Kadiri: Descendants of Al-Hassan. Once Baghdad was invaded by the Tartars in 1285, Abdlqader Ljilani emigrated to al Madina and then to Granada. Two centuries later, Abou Abdellah Mohamed, one of his descendants, went to Fez.
Tahiri: Descendants of Al-Hossein. When they arrived from Andalusia, they had the reputation of possessing the sandals of the Prophet. Their aura of mystery is closely guarded.
Alaoui: Belonging to a more important branch of Mohamediyyin, they are descendants of Al-Hassan. In contrast to other important families, they lived in Fez Jdid, built by the Merinids next to the royal court.
Amrani Joutey: Descendants of the Wali, Ahmad Shabih, they are known by the surname of Shabihiyyin.
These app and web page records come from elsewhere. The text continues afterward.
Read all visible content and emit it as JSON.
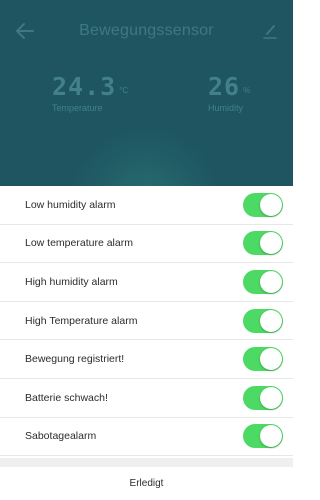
{
  "header": {
    "title": "Bewegungssensor",
    "back_icon": "back-arrow-icon",
    "edit_icon": "edit-pen-icon",
    "background_color": "#1e5561",
    "text_color": "#42818a"
  },
  "readings": {
    "temperature": {
      "value": "24.3",
      "unit": "°C",
      "label": "Temperature"
    },
    "humidity": {
      "value": "26",
      "unit": "%",
      "label": "Humidity"
    }
  },
  "alarms": [
    {
      "label": "Low humidity alarm",
      "enabled": true
    },
    {
      "label": "Low temperature alarm",
      "enabled": true
    },
    {
      "label": "High humidity alarm",
      "enabled": true
    },
    {
      "label": "High Temperature alarm",
      "enabled": true
    },
    {
      "label": "Bewegung registriert!",
      "enabled": true
    },
    {
      "label": "Batterie schwach!",
      "enabled": true
    },
    {
      "label": "Sabotagealarm",
      "enabled": true
    }
  ],
  "toggle_on_color": "#4cd964",
  "done_label": "Erledigt"
}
Since 1730, they have been the major naqibs of the sanctuary of Moulay Idriss.
Iraqi: They came from Egypt in the 14th century, after fleeing the Tatar invasion of Baghdad.
The Andalusians (Arabs or Beldiyin)
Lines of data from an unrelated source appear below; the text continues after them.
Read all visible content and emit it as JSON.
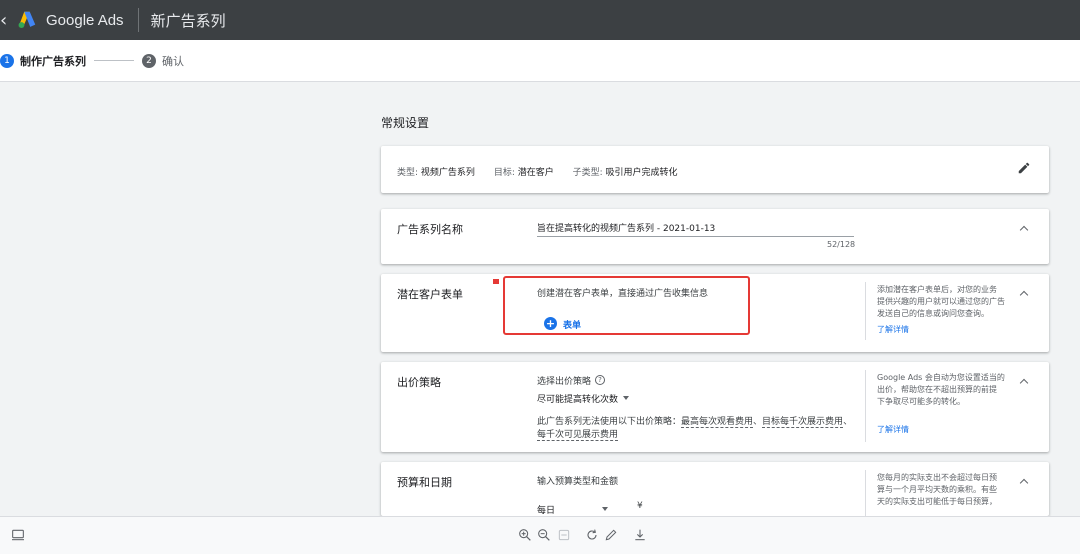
{
  "appbar": {
    "back_icon": "back-arrow-icon",
    "brand": "Google Ads",
    "title": "新广告系列"
  },
  "stepper": {
    "steps": [
      {
        "number": "1",
        "label": "制作广告系列",
        "active": true
      },
      {
        "number": "2",
        "label": "确认",
        "active": false
      }
    ]
  },
  "main": {
    "section_title": "常规设置",
    "summary": {
      "type_label": "类型:",
      "type_value": "视频广告系列",
      "goal_label": "目标:",
      "goal_value": "潜在客户",
      "subtype_label": "子类型:",
      "subtype_value": "吸引用户完成转化"
    },
    "campaign_name": {
      "title": "广告系列名称",
      "value": "旨在提高转化的视频广告系列 - 2021-01-13",
      "counter": "52/128"
    },
    "lead_form": {
      "title": "潜在客户表单",
      "description": "创建潜在客户表单，直接通过广告收集信息",
      "add_label": "表单",
      "side_lines": [
        "添加潜在客户表单后，对您的业务",
        "提供兴趣的用户就可以通过您的广告",
        "发送自己的信息或询问您查询。"
      ],
      "learn_more": "了解详情"
    },
    "bidding": {
      "title": "出价策略",
      "prompt": "选择出价策略",
      "selected": "尽可能提高转化次数",
      "note_prefix": "此广告系列无法使用以下出价策略：",
      "note_link1": "最高每次观看费用",
      "note_sep1": "、",
      "note_link2": "目标每千次展示费用",
      "note_sep2": "、",
      "note_link3": "每千次可见展示费用",
      "side_lines": [
        "Google Ads 会自动为您设置适当的",
        "出价，帮助您在不超出预算的前提",
        "下争取尽可能多的转化。"
      ],
      "learn_more": "了解详情"
    },
    "budget": {
      "title": "预算和日期",
      "prompt": "输入预算类型和金额",
      "budget_type": "每日",
      "currency": "¥",
      "side_lines": [
        "您每月的实际支出不会超过每日预",
        "算与一个月平均天数的乘积。有些",
        "天的实际支出可能低于每日预算，"
      ]
    }
  },
  "colors": {
    "appbar": "#3c4043",
    "accent": "#1a73e8",
    "annotation": "#e53935"
  }
}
Benchekroun: Of Jewish origin (Chakroun), they converted to Islam at the instigation of the Almohads and were always a family of letters and scholars.
Benjelloun: Of Arab origin, they were recognized by the Makhzen after Talib Benjelloun (who died in 1842), who was previously master of the Fez caravan, became the close counselor of the Minister of Finance.
Bennis: Of Arab origin, they were both merchants and part of the Makhzen. In 1837, a certain El Madani, who had been the Minister of Finance, pushed tanners to strike after having wanted to impose a tax on the tanning industry.
Al Fassi: Of Arab origin, they constituted a family of well-learned men of letters who even had a brotherhood. They worked for Sultan Moulay Ismail, who chose two brothers and one cousin for high-level administrative work.
El Kohen: the only family of Jewish origin who accepted the request of the Almohads to convert to Islam, but who were courageous enough to keep their name.
Guessouss: Of Arab origin, they are mostly men of letters. They were made famous by the story of Alem Abdesalam, who was executed by Moulay Ismail because he supported the people who refused the annexation of the slave army.
Sebti: Of Arab origin, they settled in Ceuta and Fez and did not create a fortune until during the Second World War, when they rapidly sold food products and materials they had put in reserve at exorbitant prices.
Originally published in French on TelQuel. Translated from French by Najah Elyahyaoui. Edited by Jessica Rohan